▶ _WHAT THIS TASK INVOLVES_: For this exercise, output the entries below exactly from the line that holds "Output a JSON" to the line that holds "What's the underlying", both ends included. No pictures belong in the copy.

▶ _RECORDS TO USE_:
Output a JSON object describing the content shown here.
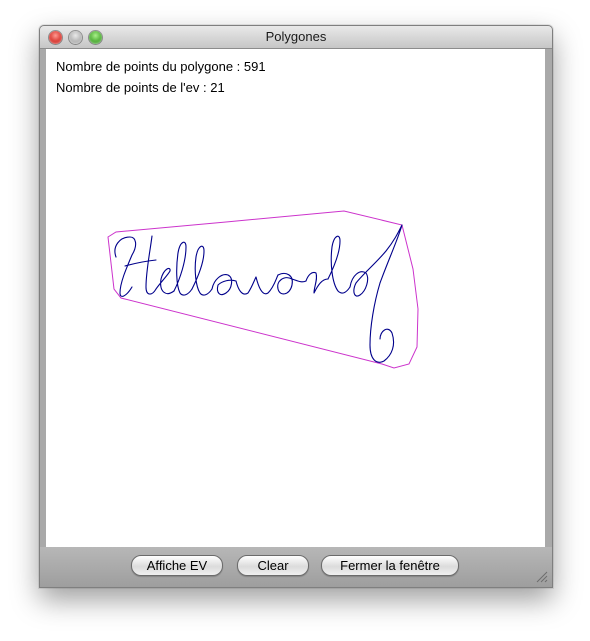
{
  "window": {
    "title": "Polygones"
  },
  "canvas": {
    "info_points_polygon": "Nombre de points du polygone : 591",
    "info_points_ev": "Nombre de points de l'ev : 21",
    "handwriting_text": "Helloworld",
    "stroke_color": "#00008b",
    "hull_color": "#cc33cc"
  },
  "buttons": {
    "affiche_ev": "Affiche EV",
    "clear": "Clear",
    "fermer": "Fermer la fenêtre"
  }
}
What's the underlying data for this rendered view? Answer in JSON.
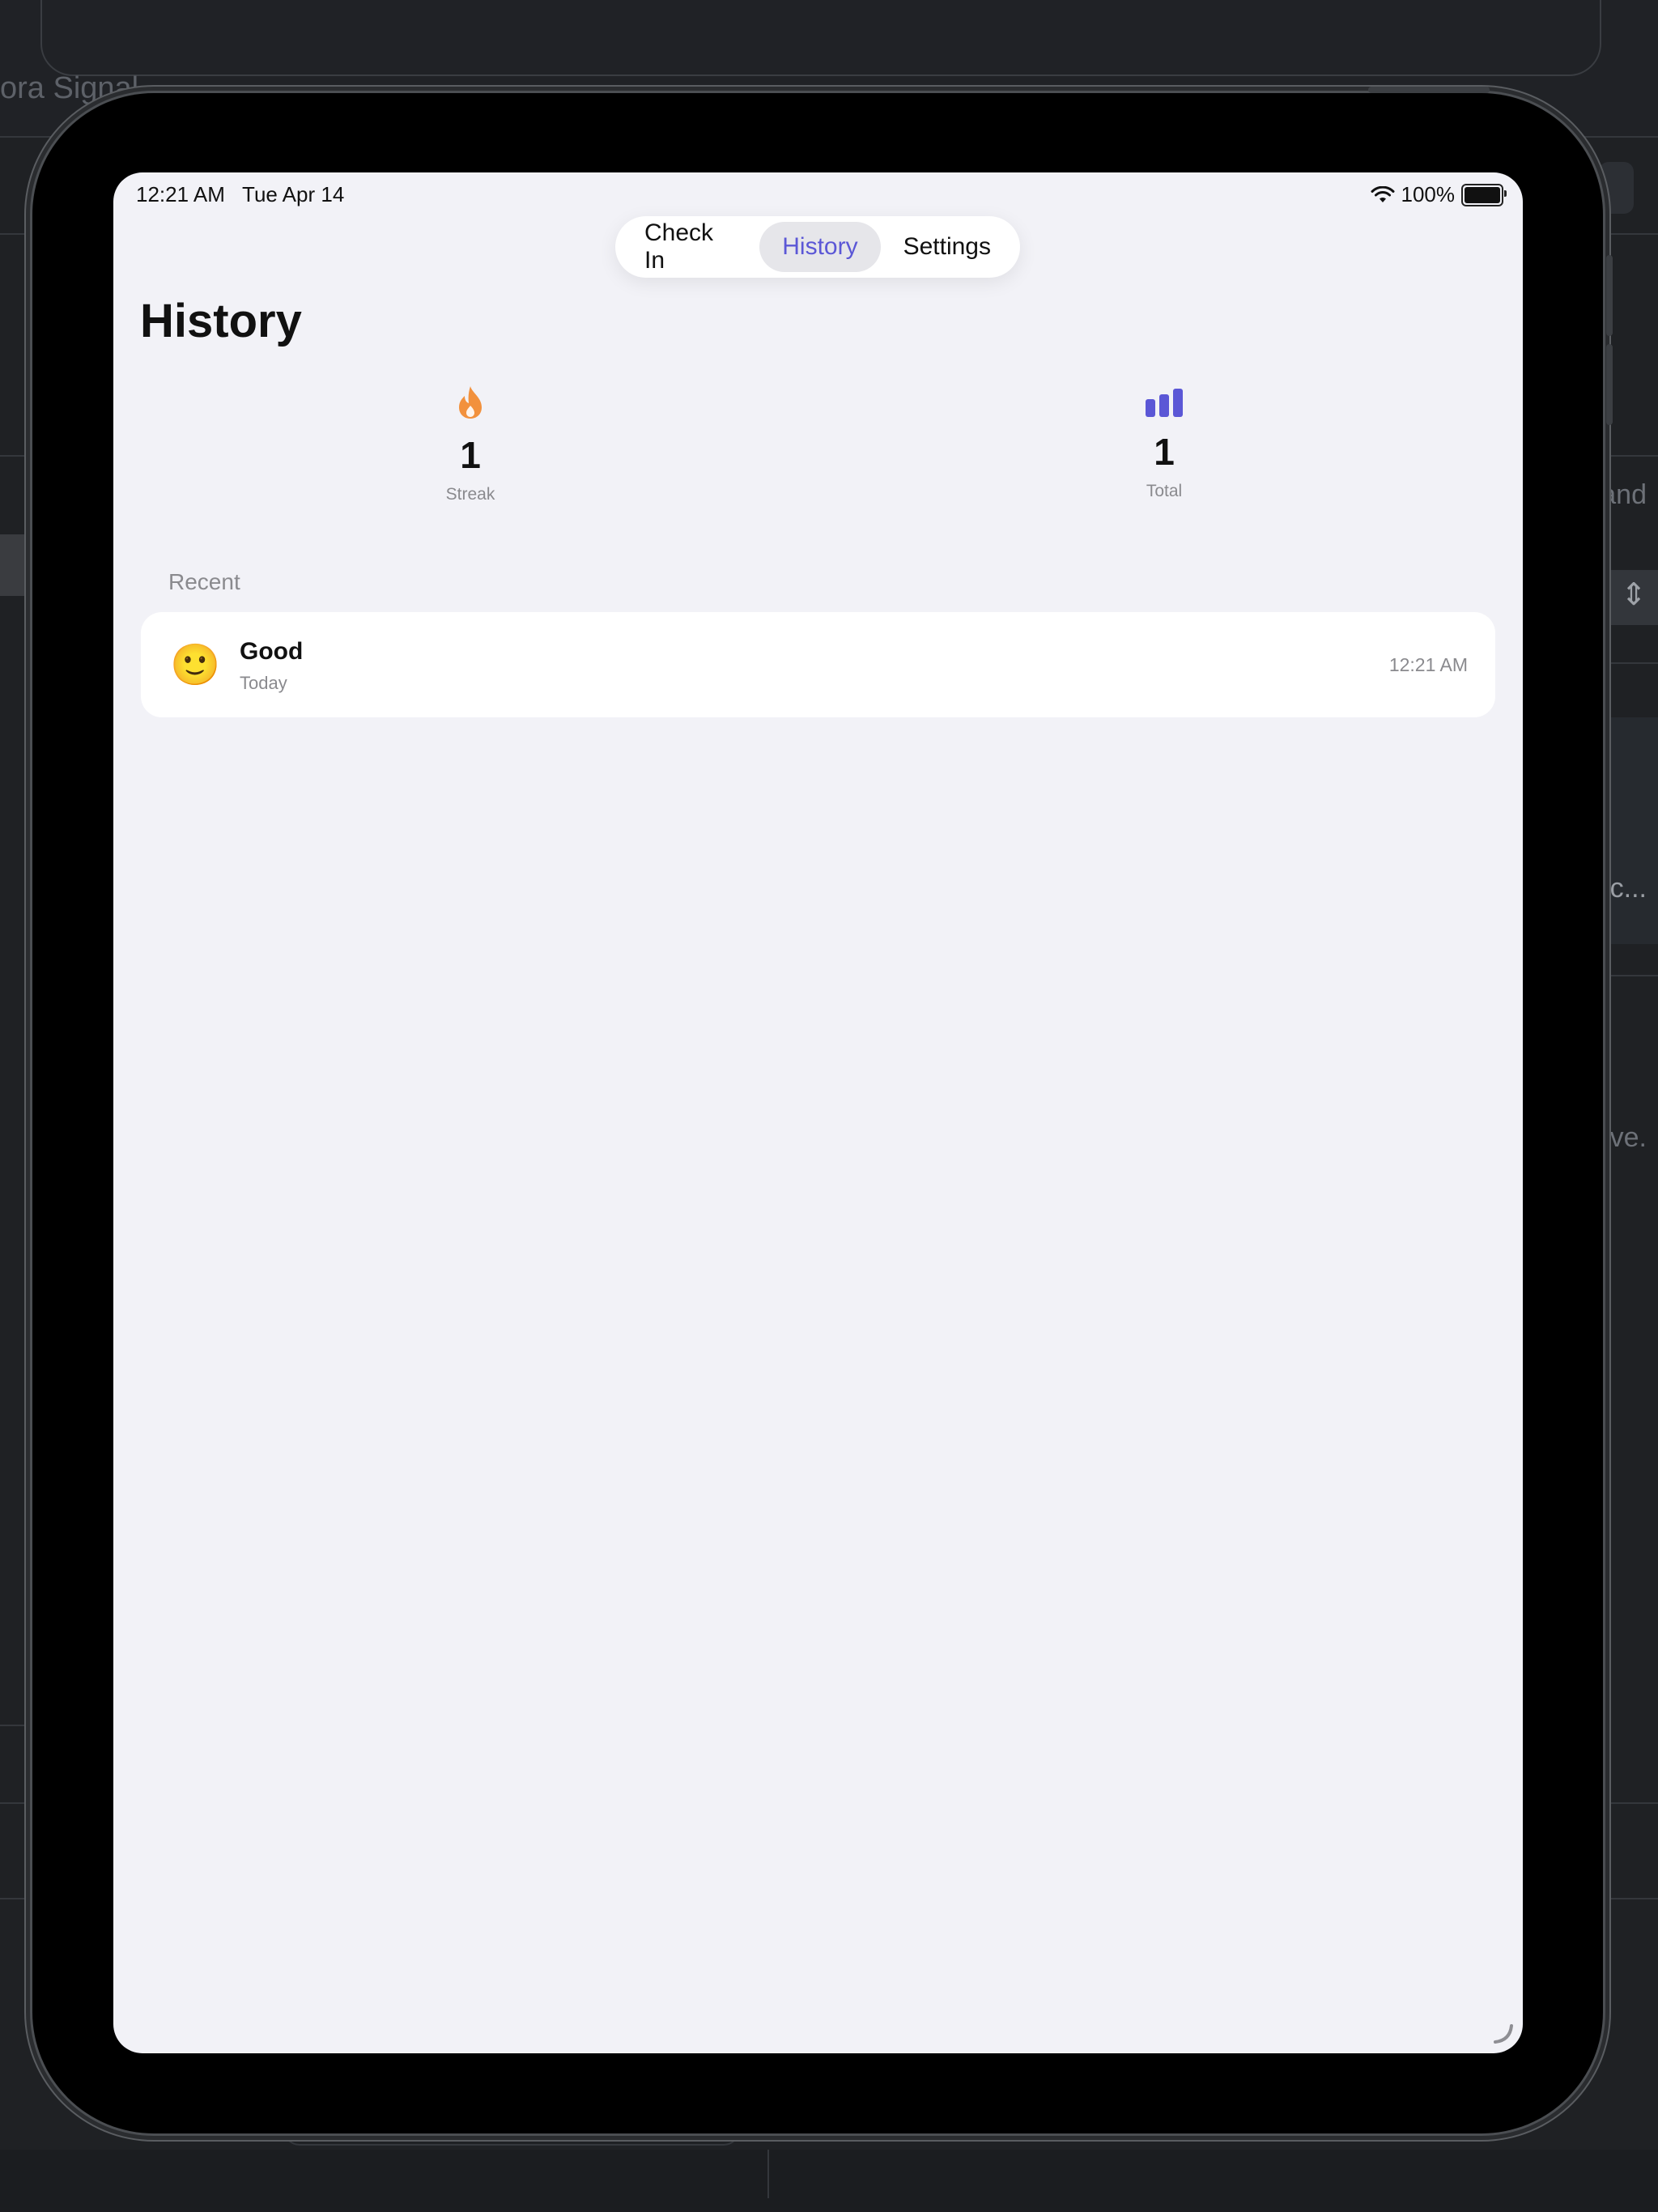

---

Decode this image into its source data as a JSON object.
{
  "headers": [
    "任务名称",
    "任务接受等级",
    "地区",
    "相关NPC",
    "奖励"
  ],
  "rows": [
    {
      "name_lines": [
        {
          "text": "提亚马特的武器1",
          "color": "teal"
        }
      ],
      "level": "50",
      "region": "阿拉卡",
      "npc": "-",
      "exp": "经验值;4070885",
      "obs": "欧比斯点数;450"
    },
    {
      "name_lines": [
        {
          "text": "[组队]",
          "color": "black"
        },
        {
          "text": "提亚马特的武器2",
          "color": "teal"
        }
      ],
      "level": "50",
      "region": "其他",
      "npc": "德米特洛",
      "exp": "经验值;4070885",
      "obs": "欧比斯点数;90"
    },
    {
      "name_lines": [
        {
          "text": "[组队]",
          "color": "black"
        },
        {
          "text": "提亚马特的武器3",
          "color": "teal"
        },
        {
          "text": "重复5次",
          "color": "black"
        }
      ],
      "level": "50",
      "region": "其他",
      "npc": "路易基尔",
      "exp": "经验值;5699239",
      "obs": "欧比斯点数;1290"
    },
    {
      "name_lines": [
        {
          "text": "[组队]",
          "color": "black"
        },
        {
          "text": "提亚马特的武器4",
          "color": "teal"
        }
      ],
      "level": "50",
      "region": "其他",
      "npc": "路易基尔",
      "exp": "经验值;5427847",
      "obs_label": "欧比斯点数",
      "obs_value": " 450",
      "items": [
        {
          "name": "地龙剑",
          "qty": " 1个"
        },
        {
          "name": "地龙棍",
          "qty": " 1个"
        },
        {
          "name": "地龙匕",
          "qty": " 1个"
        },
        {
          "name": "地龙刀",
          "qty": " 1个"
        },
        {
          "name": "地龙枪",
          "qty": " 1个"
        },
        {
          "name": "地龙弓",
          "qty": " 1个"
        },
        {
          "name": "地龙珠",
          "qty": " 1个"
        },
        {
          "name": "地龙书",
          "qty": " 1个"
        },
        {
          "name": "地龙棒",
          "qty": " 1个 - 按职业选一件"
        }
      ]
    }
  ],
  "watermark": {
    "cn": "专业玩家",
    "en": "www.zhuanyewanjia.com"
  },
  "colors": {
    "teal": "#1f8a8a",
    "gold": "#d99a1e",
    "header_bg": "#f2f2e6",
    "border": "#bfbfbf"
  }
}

▶ _RESPONSE TO THE EXERCISE_:
Output a JSON object describing the content shown here.
{
  "window": {
    "title": "Polygones"
  },
  "canvas": {
    "info_points_polygon": "Nombre de points du polygone : 591",
    "info_points_ev": "Nombre de points de l'ev : 21",
    "handwriting_text": "Helloworld",
    "stroke_color": "#00008b",
    "hull_color": "#cc33cc"
  },
  "buttons": {
    "affiche_ev": "Affiche EV",
    "clear": "Clear",
    "fermer": "Fermer la fenêtre"
  }
}
What's the underlying data for this rendered view? Answer in JSON.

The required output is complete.